#Brexit coincides with the centenary of #IrishPartition a process extending from 1920 to 1925. Britain’s Government of Ireland Act became operational on 3rd May 1921. In #Pettigo in 1922, British and Irish armies marked formal agreement to the #UlsterBorder. Many felt betrayed by partition and not only those Irish men and women who fought each other in the Civil War. Unionists in the new “Eire” were cut off from the union with Great Britain without consultation and were wary of their place in the new state. The province of Ulster was divided. #Donegal was left with 300+kms of border with 3 of the 6 counties in the UK and an 8km connection with the rest of the Republic and with no access to an urban centre of population in Ulster without crossing into the UK.
The closure of the railways between 1929 and 1959 confirmed #Donegal’s rural isolation. Rural resistance was marked by two railway workers who continued to operate a freight service between Donegal town and Ballyshannon for a month after the official closure before Dublin found out. Fireside border stories of local smuggling and resistance to centralised Governments have been lost over the decades. In more recent times, non-fiction accounts in Colm Toibin’s Bad Blood: A walk along the Irish Border, (1988), Garrett Carr’s The Rule of the Land: Walking Ireland’s border (2017) trace their way along the margin of the #Ulsterborder. The image taken in #Pettigo from Irish Times 1922 was one of those gathered by a couple of German friends in 2019 who sought to understand the implications of this new European border post #Brexit.
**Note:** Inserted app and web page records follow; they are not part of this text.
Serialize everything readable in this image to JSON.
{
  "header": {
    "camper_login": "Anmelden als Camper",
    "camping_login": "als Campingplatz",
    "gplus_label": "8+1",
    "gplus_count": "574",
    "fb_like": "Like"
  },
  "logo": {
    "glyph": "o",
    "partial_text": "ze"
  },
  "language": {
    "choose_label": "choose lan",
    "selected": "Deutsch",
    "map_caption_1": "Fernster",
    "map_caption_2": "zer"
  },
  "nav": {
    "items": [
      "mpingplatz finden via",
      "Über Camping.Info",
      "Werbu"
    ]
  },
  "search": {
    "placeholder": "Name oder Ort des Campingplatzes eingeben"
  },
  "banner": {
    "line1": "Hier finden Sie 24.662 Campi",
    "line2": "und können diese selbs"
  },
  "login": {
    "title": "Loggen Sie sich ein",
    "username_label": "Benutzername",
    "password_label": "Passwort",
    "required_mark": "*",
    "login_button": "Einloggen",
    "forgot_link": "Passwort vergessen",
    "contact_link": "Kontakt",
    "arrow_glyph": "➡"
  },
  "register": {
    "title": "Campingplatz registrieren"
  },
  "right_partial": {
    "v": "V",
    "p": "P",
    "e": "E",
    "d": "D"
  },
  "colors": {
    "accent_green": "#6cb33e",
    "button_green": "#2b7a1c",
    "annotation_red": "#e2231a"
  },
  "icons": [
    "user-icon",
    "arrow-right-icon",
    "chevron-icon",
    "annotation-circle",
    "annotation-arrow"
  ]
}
Can we overcome current bi-polarisation which seeks to set north and south in opposition?